The “ruin pub” has some distinctive features, such as its atmosphere, which cannot be found anywhere else and leaves no room for discomfort. It is not a ruined pub, but a pub made of ruins. The materials used, for the decoration as well as the structure itself, evoke an old abandoned building, which would never have been renovated by anybody. Whether this is an optical illusion or the place is genuinely disused, the old wooden scaffold or the stony, precarious vaults are there to give a true feeling of authenticity like nowhere else.

The true freshness of dilapidated materials

To enter a “ruin pub”, there is no use for a Windsor knotted tie or the latest smoking jacket. The main point is to be true to yourself and enjoy the mood. The disc jockey – not “DJ”, which would sound too contemporary – is also a part of the setting. The artist does not mix with a playlist straight from a Mac, but with a 45-rpm record player. The old legendary records are delicately chosen, to instil a peculiar mood, where modern jazz meets English pop.

This was the description of the typical Budapest “ruin pub”. The kind of place that makes you want to spend your nights being nostalgic but not melancholic, getting mesmerized by the music.

Ruin Pubs: a good reason to study in Budapest
Maxim, a German Erasmus student, tells me that the “ruin pub” is often a mix between a trendy pub and a night club. It is a place where you can talk over drinks without shouting at the top of your voice to be heard, but also dance along to the rhythm of the music.

Szimpla Kert: the most renowned, the most visited, the most bizarre of the “ruin pubs”

Szimpla Kert is the epitome of Budapest’s “ruin pubs”. Created in 2001, it has no equal.
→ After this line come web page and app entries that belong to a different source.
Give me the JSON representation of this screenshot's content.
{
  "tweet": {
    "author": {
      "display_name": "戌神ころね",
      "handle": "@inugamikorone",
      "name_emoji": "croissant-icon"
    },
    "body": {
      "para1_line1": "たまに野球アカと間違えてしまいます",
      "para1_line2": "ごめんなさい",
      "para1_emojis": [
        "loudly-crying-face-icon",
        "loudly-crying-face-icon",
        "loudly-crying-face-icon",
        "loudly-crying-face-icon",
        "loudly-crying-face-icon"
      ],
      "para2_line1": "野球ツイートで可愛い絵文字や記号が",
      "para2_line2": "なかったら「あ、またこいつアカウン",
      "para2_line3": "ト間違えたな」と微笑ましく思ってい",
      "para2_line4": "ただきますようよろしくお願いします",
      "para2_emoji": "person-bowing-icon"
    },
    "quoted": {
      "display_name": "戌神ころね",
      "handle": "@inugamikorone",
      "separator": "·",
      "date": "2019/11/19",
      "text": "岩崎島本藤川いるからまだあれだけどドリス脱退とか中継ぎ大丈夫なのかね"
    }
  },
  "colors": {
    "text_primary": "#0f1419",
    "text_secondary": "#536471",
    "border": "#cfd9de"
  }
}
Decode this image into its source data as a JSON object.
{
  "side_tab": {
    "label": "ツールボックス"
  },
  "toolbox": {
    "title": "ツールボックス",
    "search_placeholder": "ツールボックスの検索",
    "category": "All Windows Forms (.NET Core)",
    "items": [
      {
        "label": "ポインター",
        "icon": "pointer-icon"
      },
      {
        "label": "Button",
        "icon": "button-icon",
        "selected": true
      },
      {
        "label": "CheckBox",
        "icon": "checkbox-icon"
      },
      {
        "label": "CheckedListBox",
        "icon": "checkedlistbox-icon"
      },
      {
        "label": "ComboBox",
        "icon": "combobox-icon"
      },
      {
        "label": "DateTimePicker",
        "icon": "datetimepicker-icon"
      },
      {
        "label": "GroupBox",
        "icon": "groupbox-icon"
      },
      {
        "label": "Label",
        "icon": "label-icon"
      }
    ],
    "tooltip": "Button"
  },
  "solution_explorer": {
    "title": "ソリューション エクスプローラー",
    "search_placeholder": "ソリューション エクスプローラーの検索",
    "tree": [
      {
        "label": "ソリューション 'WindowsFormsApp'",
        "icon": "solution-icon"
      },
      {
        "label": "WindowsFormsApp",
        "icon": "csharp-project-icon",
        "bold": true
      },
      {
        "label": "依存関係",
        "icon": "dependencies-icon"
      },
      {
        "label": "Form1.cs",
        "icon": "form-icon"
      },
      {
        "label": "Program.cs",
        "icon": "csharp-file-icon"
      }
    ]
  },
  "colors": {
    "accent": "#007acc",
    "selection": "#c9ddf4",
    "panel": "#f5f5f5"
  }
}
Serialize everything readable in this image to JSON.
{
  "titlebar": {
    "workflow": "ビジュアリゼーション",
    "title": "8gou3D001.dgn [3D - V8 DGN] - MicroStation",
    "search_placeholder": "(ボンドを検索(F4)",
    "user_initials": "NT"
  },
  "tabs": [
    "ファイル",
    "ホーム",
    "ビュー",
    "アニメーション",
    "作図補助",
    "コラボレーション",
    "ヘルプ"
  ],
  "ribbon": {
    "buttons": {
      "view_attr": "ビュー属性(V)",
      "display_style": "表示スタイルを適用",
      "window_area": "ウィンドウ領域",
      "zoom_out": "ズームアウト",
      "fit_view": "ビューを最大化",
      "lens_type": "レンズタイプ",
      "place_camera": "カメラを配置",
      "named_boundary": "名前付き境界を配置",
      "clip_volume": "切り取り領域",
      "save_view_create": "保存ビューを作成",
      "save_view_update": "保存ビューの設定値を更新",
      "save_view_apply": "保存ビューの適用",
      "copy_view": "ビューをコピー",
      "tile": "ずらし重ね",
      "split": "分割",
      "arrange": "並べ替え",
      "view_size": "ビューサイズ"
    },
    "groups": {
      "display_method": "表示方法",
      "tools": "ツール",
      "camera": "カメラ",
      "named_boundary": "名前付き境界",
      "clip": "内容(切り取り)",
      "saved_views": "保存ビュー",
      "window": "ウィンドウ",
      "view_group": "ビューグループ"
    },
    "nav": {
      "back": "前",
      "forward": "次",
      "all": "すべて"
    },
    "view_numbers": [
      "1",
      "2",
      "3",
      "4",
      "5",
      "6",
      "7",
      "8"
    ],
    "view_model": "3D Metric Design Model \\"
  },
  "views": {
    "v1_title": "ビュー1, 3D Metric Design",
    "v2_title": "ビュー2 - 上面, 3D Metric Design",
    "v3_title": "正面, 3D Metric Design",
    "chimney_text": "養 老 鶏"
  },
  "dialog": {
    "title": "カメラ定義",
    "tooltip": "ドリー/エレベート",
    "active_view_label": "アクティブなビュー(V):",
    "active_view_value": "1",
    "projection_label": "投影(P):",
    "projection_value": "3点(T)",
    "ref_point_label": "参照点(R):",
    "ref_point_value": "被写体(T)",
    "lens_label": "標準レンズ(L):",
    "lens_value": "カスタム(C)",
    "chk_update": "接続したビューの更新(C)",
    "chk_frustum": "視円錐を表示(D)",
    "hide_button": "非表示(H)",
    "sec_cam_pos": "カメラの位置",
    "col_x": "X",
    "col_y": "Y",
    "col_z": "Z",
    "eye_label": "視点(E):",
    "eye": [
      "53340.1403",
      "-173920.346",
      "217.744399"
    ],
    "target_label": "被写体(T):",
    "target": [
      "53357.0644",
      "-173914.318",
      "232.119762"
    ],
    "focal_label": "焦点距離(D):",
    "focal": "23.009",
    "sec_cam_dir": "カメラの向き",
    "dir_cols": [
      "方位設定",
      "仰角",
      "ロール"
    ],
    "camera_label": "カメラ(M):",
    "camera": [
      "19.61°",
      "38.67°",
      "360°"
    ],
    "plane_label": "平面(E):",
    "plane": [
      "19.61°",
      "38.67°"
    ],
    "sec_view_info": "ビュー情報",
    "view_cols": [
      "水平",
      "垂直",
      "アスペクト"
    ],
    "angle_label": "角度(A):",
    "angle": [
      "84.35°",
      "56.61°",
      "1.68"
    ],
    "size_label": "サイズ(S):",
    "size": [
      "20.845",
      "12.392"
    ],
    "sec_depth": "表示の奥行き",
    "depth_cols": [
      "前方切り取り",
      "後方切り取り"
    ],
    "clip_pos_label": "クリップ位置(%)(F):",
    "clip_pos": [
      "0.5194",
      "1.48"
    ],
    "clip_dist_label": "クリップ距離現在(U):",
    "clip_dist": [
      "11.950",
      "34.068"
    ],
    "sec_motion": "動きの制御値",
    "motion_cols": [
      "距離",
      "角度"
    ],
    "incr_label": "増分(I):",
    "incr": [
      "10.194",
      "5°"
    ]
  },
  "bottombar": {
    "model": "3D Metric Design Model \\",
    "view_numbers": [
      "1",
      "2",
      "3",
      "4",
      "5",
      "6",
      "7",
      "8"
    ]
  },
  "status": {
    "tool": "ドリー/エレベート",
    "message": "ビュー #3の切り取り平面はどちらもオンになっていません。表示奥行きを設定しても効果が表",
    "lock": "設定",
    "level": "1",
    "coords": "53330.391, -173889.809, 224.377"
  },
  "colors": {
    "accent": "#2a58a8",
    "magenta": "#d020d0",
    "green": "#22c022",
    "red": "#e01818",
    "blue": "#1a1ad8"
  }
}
Indeed, Szimpla Kert actually means “unique garden”. So unique that it has become the must-visit bar for anyone who wants to get to know the city.

There are some places everybody talks about, which intrigue you so much that you inevitably go and check them out. Excited by such high recommendations, you end up disappointed. Szimpla Kert does not belong to this category. You enter and then you leave without ever having seen everything. A shop at the entrance, a beer bar, a 70s car, a bike perched on the ceiling, overlooked by a Swiss cheese grater, burlap sacks as a roof, then an alcohol bar, a sweets bar upstairs, and a bass drum which announces the concert stage. This list only highlights the most obvious aspects of the setting. Thousands of small details make this place extremely charming. Not to mention the possibility of buying a carrot at the end of the night, to “honour the Hungarian tradition”.

Nevertheless, Szimpla Kert does not only offer the opportunity to spend a good night over a drink or a shisha pipe. This bizarre “romkért” also hosts the “Sunday farmer’s market”. Which means it is also possible to do some shopping there or have a brunch with your family on Sunday morning. The result is marvellous. The inside bars remain open, this time to provide freshly squeezed orange juice. The farmers who spread their stalls out are incredibly varied, while three young musicians contribute to the welcoming atmosphere. The success of this invention is clear to see: this “farmer’s market” never empties before it closes at 2pm.

Budapest has been able to get the best out of its old, deteriorating buildings, to attract young partygoers when night falls, but also all generations when the sun reappears. An inspiring example of restoration.